How many rolls of pennies should you place on the hovercraft in order to get as close to 15 seconds as possible?
32?

Re: Hovercraft B/C

Posted: March 30th, 2018, 3:19 pm
by UTF-8 U+6211 U+662F
Yep, your turn
Your hovercraft device has a mass of 2.25 kg and at max power can travel a speed of 0.2 m/s. You also learn that the target distance is 180 cm and you are trying to get there in 15 seconds.

How many rolls of pennies should you place on the hovercraft in order to get as close to 15 seconds as possible?
Assuming there is no change in lift (which affects friction) and the hovercraft gets to max speed instantly:
One penny roll is around the mass of 50 (new) pennies, 50 * 3.11 g or 0.156 kg.
Required speed is 1.8 m / 15 s = 0.12 m/s.
(2.25 kg)(0.2 m/s) = (2.25 kg + n * 0.156 kg)(0.12 m/s)
n = 9.6

10

Re: Hovercraft B/C

Posted: March 30th, 2018, 5:38 pm
by Justin72835
Yep, your turn
Your hovercraft device has a mass of 2.25 kg and at max power can travel a speed of 0.2 m/s. You also learn that the target distance is 180 cm and you are trying to get there in 15 seconds.

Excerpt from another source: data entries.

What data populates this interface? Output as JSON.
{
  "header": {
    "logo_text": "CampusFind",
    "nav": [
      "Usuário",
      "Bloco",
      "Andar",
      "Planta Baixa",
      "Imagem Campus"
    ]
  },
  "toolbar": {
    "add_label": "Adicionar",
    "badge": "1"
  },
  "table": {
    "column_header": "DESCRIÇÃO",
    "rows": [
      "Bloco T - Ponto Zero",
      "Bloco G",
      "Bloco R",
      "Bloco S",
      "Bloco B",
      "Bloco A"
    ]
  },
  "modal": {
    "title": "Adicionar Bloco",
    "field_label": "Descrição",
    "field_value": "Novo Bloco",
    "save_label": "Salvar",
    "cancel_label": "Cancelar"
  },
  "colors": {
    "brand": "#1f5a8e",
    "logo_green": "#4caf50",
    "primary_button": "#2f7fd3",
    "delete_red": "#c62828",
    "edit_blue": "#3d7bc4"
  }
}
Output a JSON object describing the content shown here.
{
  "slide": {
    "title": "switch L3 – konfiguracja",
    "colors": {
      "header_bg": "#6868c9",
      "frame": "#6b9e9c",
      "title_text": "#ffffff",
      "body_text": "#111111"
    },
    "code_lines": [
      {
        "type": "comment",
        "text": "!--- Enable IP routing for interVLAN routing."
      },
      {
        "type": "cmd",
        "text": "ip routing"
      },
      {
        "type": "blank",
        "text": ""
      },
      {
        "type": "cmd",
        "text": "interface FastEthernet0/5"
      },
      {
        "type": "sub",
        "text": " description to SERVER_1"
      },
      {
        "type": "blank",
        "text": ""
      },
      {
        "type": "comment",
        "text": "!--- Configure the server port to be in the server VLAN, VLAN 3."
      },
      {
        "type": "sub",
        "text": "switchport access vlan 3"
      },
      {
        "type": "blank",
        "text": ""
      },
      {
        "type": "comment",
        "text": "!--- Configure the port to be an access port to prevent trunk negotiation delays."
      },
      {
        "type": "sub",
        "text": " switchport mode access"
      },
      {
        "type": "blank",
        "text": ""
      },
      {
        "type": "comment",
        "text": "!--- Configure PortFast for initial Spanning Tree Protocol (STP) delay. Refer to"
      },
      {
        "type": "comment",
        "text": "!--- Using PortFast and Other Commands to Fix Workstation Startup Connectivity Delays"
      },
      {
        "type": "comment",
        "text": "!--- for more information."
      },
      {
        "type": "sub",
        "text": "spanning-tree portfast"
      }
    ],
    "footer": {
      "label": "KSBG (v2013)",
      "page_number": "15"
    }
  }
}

How many rolls of pennies should you place on the hovercraft in order to get as close to 15 seconds as possible?
Assuming there is no change in lift (which affects friction) and the hovercraft gets to max speed instantly:
One penny roll is around the mass of 50 (new) pennies, 50 * 3.11 g or 0.156 kg.
Required speed is 1.8 m / 15 s = 0.12 m/s.
(2.25 kg)(0.2 m/s) = (2.25 kg + n * 0.156 kg)(0.12 m/s)
n = 9.6

10
Oh sorry, I forgot to mention that you should assume that each roll of pennies has a mass of 125 grams (it's mentioned in the rules manual). However, your answer is technically correct, so you can go ahead with the next one!

Re: Hovercraft B/C

Posted: March 31st, 2018, 6:16 pm
by UTF-8 U+6211 U+662F
Derive the formula for the distance a projectile travels given the angle of elevation of its launch, theta, and the initial speed, v. Assume the projectile encounters no air resistance and starts at ground level.

Re: Hovercraft B/C

Posted: April 1st, 2018, 10:44 am
by Nydauron
Derive the formula for the distance a projectile travels given the angle of elevation of its launch, theta, and the initial speed, v. Assume the projectile encounters no air resistance and starts at ground level.
First, find the individual components of the 2D velocity vector:

[math]v_x = vcos\theta[/math]
[math]v_y = vsin\theta[/math]

The amount of time the ball will be in the air can be found using

[math]\Delta y = v_{y}t + \frac{at^2}{2}[/math]

Since [math]\Delta y = 0[/math] and [math]a = -9.8[/math]:

[math]0 = t(vsin\theta - 4.9t)[/math]

[math]t = 0, \frac{vsin\theta}{4.9}[/math]

To then get the total distance traveled, we simply use [math]v_{x}t = \Delta x[/math].

[math]vcos\theta*\frac{vsin\theta}{4.9} = \Delta x[/math]

[math]\frac{v^2sin(2\theta)}{9.8} = \Delta x[/math] is the final equation.